US20120174436 *Aug 27, 2010Jul 12, 2012Josef HanakInsole
CN1765250BOct 27, 2005Sep 21, 2011塞吉欧塞加林Sole for footwear
EP1652440A1 *Jul 21, 2005May 3, 2006Sergio SegalinSole for footwear
Classifications
U.S. Classification36/43, 36/44
International ClassificationA43B7/28, A43B17/14
Cooperative ClassificationA43B7/28, A43B17/14
European ClassificationA43B7/28, A43B17/14
Legal Events
DateCodeEventDescription
Apr 11, 2000ASAssignment
Owner name: PLOUGH, INC., TENNESSEE

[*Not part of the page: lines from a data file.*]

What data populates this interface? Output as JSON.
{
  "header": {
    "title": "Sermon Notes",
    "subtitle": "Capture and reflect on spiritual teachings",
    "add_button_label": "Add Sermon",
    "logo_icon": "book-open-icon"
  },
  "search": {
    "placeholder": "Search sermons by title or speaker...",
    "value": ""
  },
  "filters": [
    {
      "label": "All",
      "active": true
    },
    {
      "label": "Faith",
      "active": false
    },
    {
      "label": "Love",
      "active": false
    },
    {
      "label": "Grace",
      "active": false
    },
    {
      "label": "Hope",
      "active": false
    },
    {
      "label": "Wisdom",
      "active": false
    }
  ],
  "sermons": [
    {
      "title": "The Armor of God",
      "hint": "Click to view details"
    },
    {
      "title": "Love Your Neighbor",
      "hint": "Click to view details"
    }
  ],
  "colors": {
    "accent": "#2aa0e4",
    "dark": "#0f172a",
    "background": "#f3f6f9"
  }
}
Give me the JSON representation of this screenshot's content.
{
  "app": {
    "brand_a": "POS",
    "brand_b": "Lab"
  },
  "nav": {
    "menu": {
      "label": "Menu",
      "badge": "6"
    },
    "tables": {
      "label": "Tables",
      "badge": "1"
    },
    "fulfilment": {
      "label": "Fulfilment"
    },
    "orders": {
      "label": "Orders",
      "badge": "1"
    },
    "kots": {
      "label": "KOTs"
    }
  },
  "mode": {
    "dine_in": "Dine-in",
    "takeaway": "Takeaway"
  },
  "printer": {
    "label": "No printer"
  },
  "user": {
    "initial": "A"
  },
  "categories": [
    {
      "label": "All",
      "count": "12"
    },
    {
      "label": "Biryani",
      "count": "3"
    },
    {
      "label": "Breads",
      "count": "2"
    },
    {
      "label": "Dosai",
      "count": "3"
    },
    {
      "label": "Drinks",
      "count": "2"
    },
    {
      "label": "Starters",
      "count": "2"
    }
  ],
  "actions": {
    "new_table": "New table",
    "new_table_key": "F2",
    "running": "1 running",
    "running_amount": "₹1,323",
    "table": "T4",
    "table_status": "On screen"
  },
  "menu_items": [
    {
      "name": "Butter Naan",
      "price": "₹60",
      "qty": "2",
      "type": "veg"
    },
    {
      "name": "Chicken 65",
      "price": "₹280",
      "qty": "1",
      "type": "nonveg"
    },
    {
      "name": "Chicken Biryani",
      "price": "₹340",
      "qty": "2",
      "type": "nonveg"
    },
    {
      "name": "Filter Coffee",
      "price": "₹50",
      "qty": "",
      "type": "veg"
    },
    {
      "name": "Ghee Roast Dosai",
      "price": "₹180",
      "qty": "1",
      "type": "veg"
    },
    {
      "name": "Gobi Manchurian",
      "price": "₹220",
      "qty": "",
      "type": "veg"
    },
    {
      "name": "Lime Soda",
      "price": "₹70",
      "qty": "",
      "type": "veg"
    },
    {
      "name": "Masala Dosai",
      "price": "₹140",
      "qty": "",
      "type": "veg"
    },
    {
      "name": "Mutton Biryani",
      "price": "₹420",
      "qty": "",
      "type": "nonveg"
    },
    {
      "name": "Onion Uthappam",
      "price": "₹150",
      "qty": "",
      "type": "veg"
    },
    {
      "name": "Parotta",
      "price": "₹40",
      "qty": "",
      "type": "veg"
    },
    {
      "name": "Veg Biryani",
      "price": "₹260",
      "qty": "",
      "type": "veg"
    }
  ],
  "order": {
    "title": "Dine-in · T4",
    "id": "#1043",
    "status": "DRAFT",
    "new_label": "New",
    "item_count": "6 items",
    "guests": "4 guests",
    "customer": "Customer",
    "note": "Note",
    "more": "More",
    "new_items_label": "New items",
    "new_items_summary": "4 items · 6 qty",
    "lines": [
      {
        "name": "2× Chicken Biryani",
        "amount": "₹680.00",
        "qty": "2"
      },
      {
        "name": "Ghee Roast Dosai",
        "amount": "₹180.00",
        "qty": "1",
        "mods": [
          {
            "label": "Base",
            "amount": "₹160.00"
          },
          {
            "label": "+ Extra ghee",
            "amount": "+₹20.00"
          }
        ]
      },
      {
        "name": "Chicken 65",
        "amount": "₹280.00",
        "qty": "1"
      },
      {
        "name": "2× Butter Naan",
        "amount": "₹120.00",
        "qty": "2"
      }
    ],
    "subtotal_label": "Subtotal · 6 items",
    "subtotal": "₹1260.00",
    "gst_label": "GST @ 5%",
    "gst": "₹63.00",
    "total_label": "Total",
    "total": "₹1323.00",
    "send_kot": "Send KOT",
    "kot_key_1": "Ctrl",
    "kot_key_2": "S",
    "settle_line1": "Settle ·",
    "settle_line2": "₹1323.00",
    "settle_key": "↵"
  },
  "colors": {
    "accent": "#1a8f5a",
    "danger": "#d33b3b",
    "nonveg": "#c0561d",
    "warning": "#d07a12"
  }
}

Free format text: CORRECTING MERGER REEL 010395 FRAME 0767;ASSIGNOR:SCHOLL, INC.;REEL/FRAME:010676/0703
Effective date: 19900622
Owner name: PLOUGH, INC. 3030 JACKSON AVENUE MEMPHIS TENNESSEE
Apr 6, 2000ASAssignment
Owner name: SCHERING-PLOUGH HEALTHCARE PRODUCTS, INC., TENNESS
Free format text: CHANGE OF NAME;ASSIGNOR:PLOUGH, INC.;REEL/FRAME:010719/0357
Effective date: 19900601
Owner name: SCHERING-PLOUGH HEALTHCARE PRODUCTS, INC. 3030 JAC
Nov 29, 1999ASAssignment
Owner name: SCHERING-PLOUGH HEALTCARE PRODUCTS, INC, TENNESSEE
Free format text: CHANGE OF NAME;ASSIGNOR:PLOUGH, INC;REEL/FRAME:010395/0767
Effective date: 19900629
Owner name: SCHERING-PLOUGH HEALTCARE PRODUCTS, INC 3030 JACKS
Dec 18, 1998FPAYFee payment
Year of fee payment: 12
Dec 12, 1994FPAYFee payment
Year of fee payment: 8
Dec 12, 1990FPAYFee payment
Year of fee payment: 4
Oct 28, 1982ASAssignment
Owner name: SCHOLL, INC.; 3030 JACKSON AVE., MEMPHIS, TN. 3815
Free format text: ASSIGNMENT OF ASSIGNORS INTEREST.;ASSIGNOR:GUDAS, CHARLES J.;REEL/FRAME:004057/0952
Effective date: 19821007